**The data**
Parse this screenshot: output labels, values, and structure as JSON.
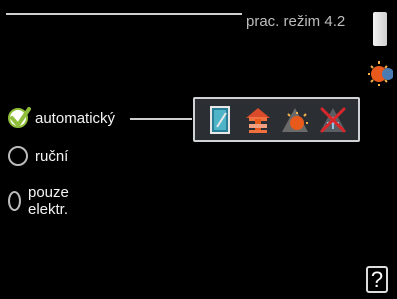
{
  "header": {
    "title": "prac. režim 4.2"
  },
  "modes": [
    {
      "label": "automatický",
      "selected": true
    },
    {
      "label": "ruční",
      "selected": false
    },
    {
      "label": "pouze elektr.",
      "selected": false
    }
  ],
  "icons": {
    "status": "sun-icon",
    "panel": [
      "hot-water-icon",
      "heating-icon",
      "heat-pump-icon",
      "cooling-off-icon"
    ],
    "help": "?"
  },
  "colors": {
    "check": "#8fbf3a",
    "accent_orange": "#e85a1c",
    "panel_bg": "#2b2f33"
  }
}
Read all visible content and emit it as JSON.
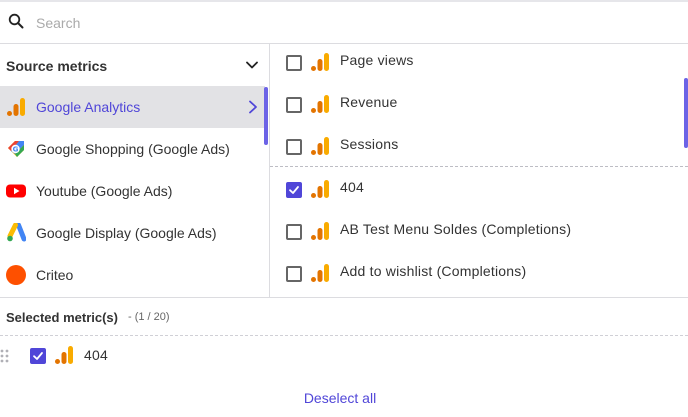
{
  "search": {
    "placeholder": "Search",
    "value": ""
  },
  "source": {
    "title": "Source metrics",
    "items": [
      {
        "label": "Google Analytics",
        "icon": "google-analytics-icon",
        "active": true
      },
      {
        "label": "Google Shopping (Google Ads)",
        "icon": "google-shopping-icon",
        "active": false
      },
      {
        "label": "Youtube (Google Ads)",
        "icon": "youtube-icon",
        "active": false
      },
      {
        "label": "Google Display (Google Ads)",
        "icon": "google-ads-icon",
        "active": false
      },
      {
        "label": "Criteo",
        "icon": "criteo-icon",
        "active": false
      }
    ]
  },
  "metrics": {
    "items": [
      {
        "label": "Page views",
        "checked": false
      },
      {
        "label": "Revenue",
        "checked": false
      },
      {
        "label": "Sessions",
        "checked": false
      },
      {
        "label": "404",
        "checked": true
      },
      {
        "label": "AB Test Menu Soldes (Completions)",
        "checked": false
      },
      {
        "label": "Add to wishlist (Completions)",
        "checked": false
      }
    ]
  },
  "selected": {
    "title": "Selected metric(s)",
    "count": "- (1 / 20)",
    "items": [
      {
        "label": "404",
        "checked": true
      }
    ],
    "deselect_label": "Deselect all"
  },
  "colors": {
    "accent": "#5046d8",
    "active_bg": "#e2e2e5",
    "ga_orange": "#f9ab00",
    "ga_dark_orange": "#e37400",
    "youtube_red": "#ff0000",
    "criteo_orange": "#fe5000"
  }
}
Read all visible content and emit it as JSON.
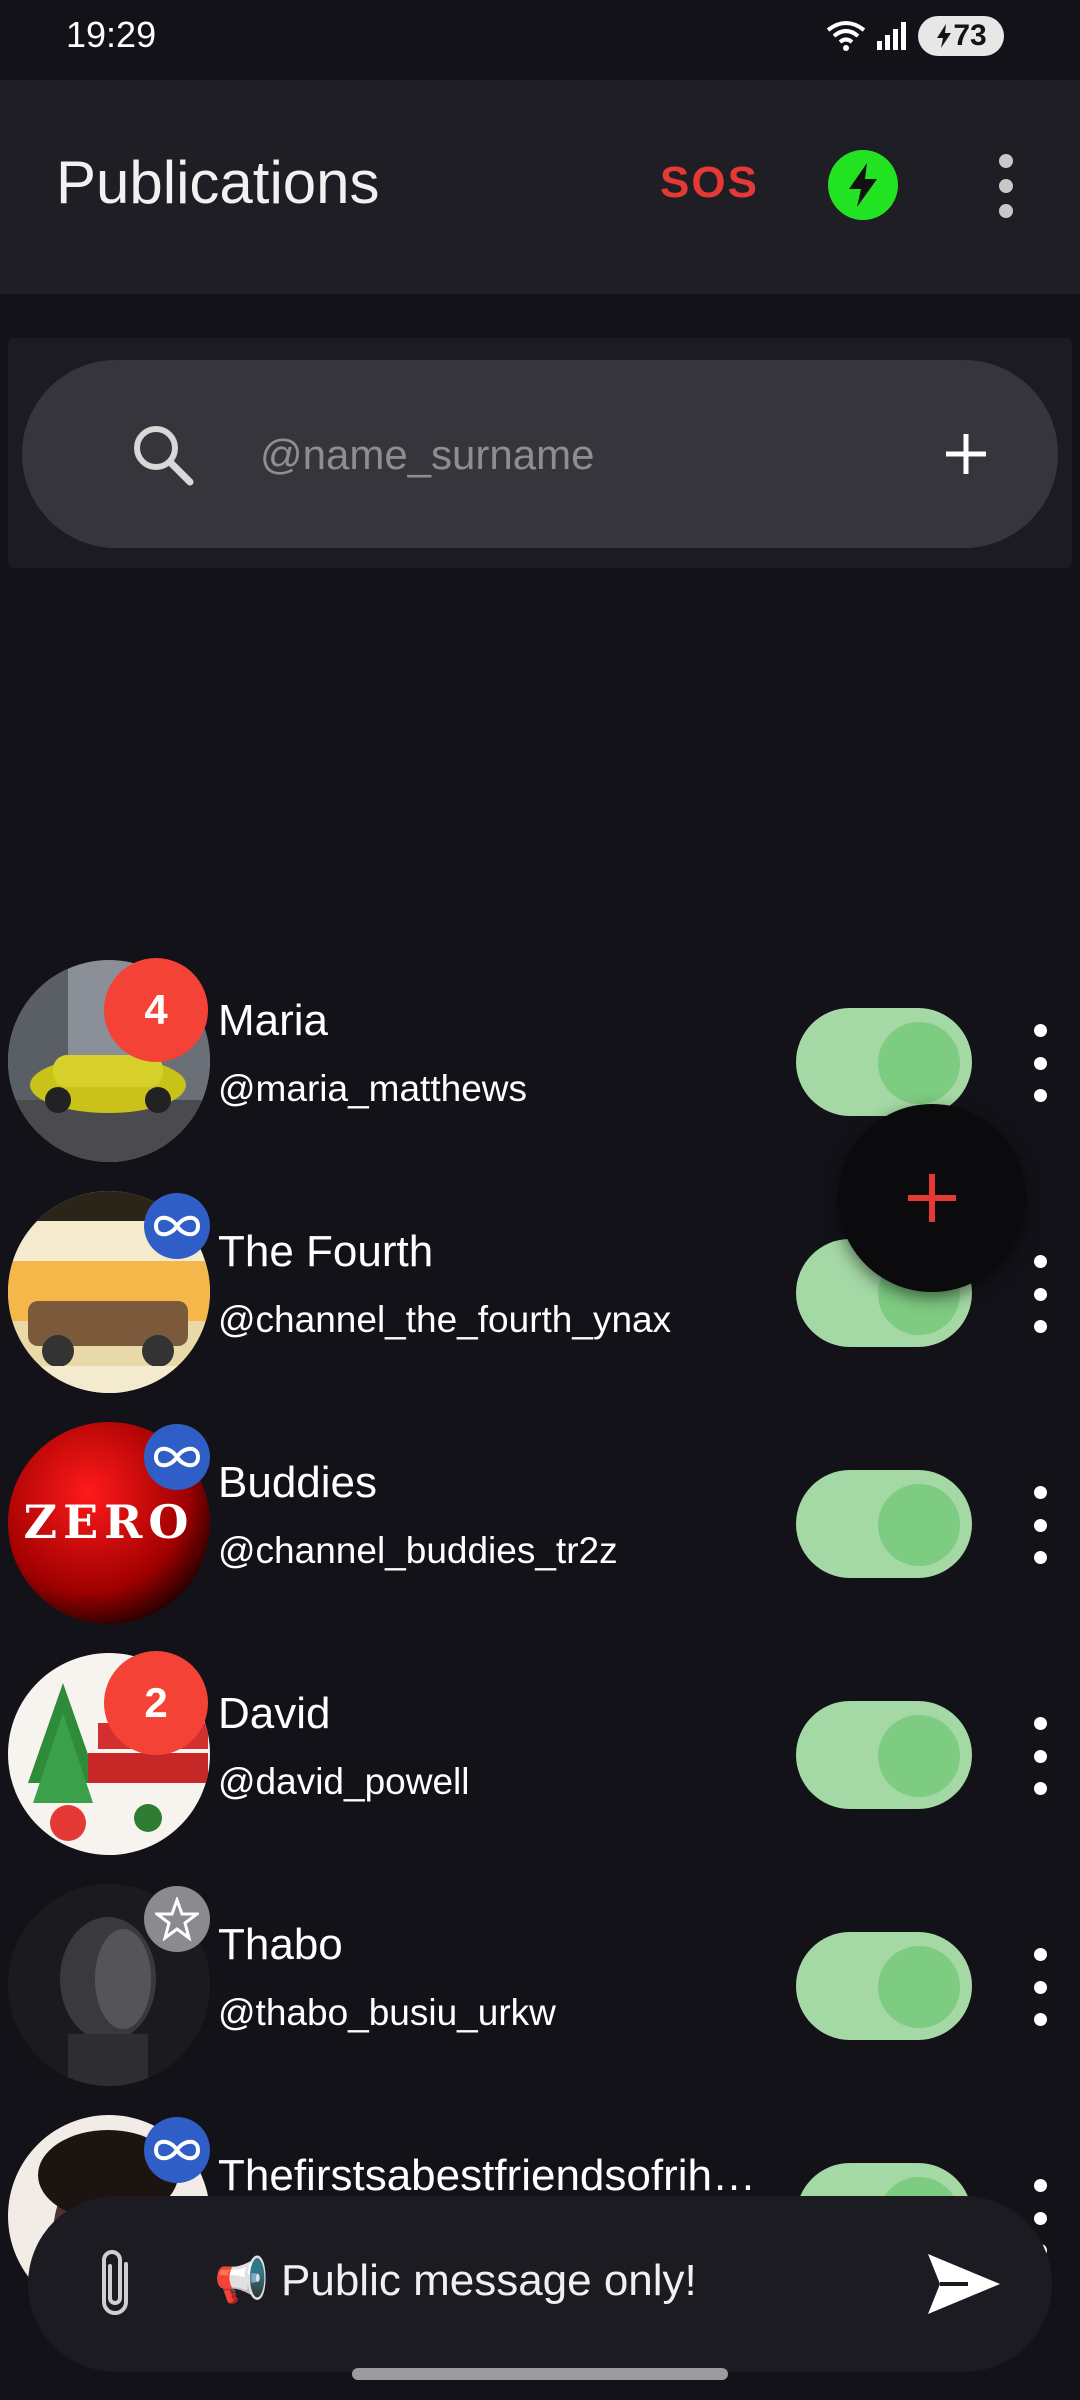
{
  "status_bar": {
    "time": "19:29",
    "battery": "73"
  },
  "app_bar": {
    "title": "Publications",
    "sos_label": "SOS"
  },
  "search": {
    "placeholder": "@name_surname",
    "value": ""
  },
  "contacts": [
    {
      "name": "Maria",
      "handle": "@maria_matthews",
      "badge": "4",
      "badge_type": "count",
      "toggle_on": true
    },
    {
      "name": "The Fourth",
      "handle": "@channel_the_fourth_ynax",
      "badge": "",
      "badge_type": "infinity",
      "toggle_on": true
    },
    {
      "name": "Buddies",
      "handle": "@channel_buddies_tr2z",
      "badge": "",
      "badge_type": "infinity",
      "toggle_on": true
    },
    {
      "name": "David",
      "handle": "@david_powell",
      "badge": "2",
      "badge_type": "count",
      "toggle_on": true
    },
    {
      "name": "Thabo",
      "handle": "@thabo_busiu_urkw",
      "badge": "",
      "badge_type": "star",
      "toggle_on": true
    },
    {
      "name": "Thefirstsabestfriendsofrih…",
      "handle": "",
      "badge": "",
      "badge_type": "infinity",
      "toggle_on": true
    }
  ],
  "avatar_art": {
    "buddies_text": "ZERO"
  },
  "composer": {
    "text": "📢 Public message only!"
  },
  "colors": {
    "background": "#141219",
    "app_bar": "#1f1e24",
    "sos": "#e53935",
    "bolt_button": "#22e322",
    "badge_red": "#f44336",
    "badge_blue": "#2f5ec6",
    "toggle_track": "#a4d8a5",
    "toggle_knob": "#7ecb82",
    "fab_plus": "#e53935"
  },
  "icons": {
    "status": [
      "wifi-icon",
      "signal-icon",
      "battery-icon"
    ],
    "app_bar": [
      "bolt-icon",
      "more-vert-icon"
    ],
    "search": [
      "search-icon",
      "add-icon"
    ],
    "row": [
      "more-vert-icon"
    ],
    "composer": [
      "attach-icon",
      "send-icon"
    ],
    "fab": "plus-icon"
  }
}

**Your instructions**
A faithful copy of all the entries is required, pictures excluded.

**Answer**
Parse this screenshot: output labels, values, and structure as JSON.
{
  "header": {
    "title": "prac. režim 4.2"
  },
  "modes": [
    {
      "label": "automatický",
      "selected": true
    },
    {
      "label": "ruční",
      "selected": false
    },
    {
      "label": "pouze elektr.",
      "selected": false
    }
  ],
  "icons": {
    "status": "sun-icon",
    "panel": [
      "hot-water-icon",
      "heating-icon",
      "heat-pump-icon",
      "cooling-off-icon"
    ],
    "help": "?"
  },
  "colors": {
    "check": "#8fbf3a",
    "accent_orange": "#e85a1c",
    "panel_bg": "#2b2f33"
  }
}
Read all visible content and emit it as JSON.
{
  "search": {
    "placeholder": "Search",
    "value": ""
  },
  "source": {
    "title": "Source metrics",
    "items": [
      {
        "label": "Google Analytics",
        "icon": "google-analytics-icon",
        "active": true
      },
      {
        "label": "Google Shopping (Google Ads)",
        "icon": "google-shopping-icon",
        "active": false
      },
      {
        "label": "Youtube (Google Ads)",
        "icon": "youtube-icon",
        "active": false
      },
      {
        "label": "Google Display (Google Ads)",
        "icon": "google-ads-icon",
        "active": false
      },
      {
        "label": "Criteo",
        "icon": "criteo-icon",
        "active": false
      }
    ]
  },
  "metrics": {
    "items": [
      {
        "label": "Page views",
        "checked": false
      },
      {
        "label": "Revenue",
        "checked": false
      },
      {
        "label": "Sessions",
        "checked": false
      },
      {
        "label": "404",
        "checked": true
      },
      {
        "label": "AB Test Menu Soldes (Completions)",
        "checked": false
      },
      {
        "label": "Add to wishlist (Completions)",
        "checked": false
      }
    ]
  },
  "selected": {
    "title": "Selected metric(s)",
    "count": "- (1 / 20)",
    "items": [
      {
        "label": "404",
        "checked": true
      }
    ],
    "deselect_label": "Deselect all"
  },
  "colors": {
    "accent": "#5046d8",
    "active_bg": "#e2e2e5",
    "ga_orange": "#f9ab00",
    "ga_dark_orange": "#e37400",
    "youtube_red": "#ff0000",
    "criteo_orange": "#fe5000"
  }
}
Read all visible content and emit it as JSON.
{
  "status_bar": {
    "time": "19:29",
    "battery": "73"
  },
  "app_bar": {
    "title": "Publications",
    "sos_label": "SOS"
  },
  "search": {
    "placeholder": "@name_surname",
    "value": ""
  },
  "contacts": [
    {
      "name": "Maria",
      "handle": "@maria_matthews",
      "badge": "4",
      "badge_type": "count",
      "toggle_on": true
    },
    {
      "name": "The Fourth",
      "handle": "@channel_the_fourth_ynax",
      "badge": "",
      "badge_type": "infinity",
      "toggle_on": true
    },
    {
      "name": "Buddies",
      "handle": "@channel_buddies_tr2z",
      "badge": "",
      "badge_type": "infinity",
      "toggle_on": true
    },
    {
      "name": "David",
      "handle": "@david_powell",
      "badge": "2",
      "badge_type": "count",
      "toggle_on": true
    },
    {
      "name": "Thabo",
      "handle": "@thabo_busiu_urkw",
      "badge": "",
      "badge_type": "star",
      "toggle_on": true
    },
    {
      "name": "Thefirstsabestfriendsofrih…",
      "handle": "",
      "badge": "",
      "badge_type": "infinity",
      "toggle_on": true
    }
  ],
  "avatar_art": {
    "buddies_text": "ZERO"
  },
  "composer": {
    "text": "📢 Public message only!"
  },
  "colors": {
    "background": "#141219",
    "app_bar": "#1f1e24",
    "sos": "#e53935",
    "bolt_button": "#22e322",
    "badge_red": "#f44336",
    "badge_blue": "#2f5ec6",
    "toggle_track": "#a4d8a5",
    "toggle_knob": "#7ecb82",
    "fab_plus": "#e53935"
  },
  "icons": {
    "status": [
      "wifi-icon",
      "signal-icon",
      "battery-icon"
    ],
    "app_bar": [
      "bolt-icon",
      "more-vert-icon"
    ],
    "search": [
      "search-icon",
      "add-icon"
    ],
    "row": [
      "more-vert-icon"
    ],
    "composer": [
      "attach-icon",
      "send-icon"
    ],
    "fab": "plus-icon"
  }
}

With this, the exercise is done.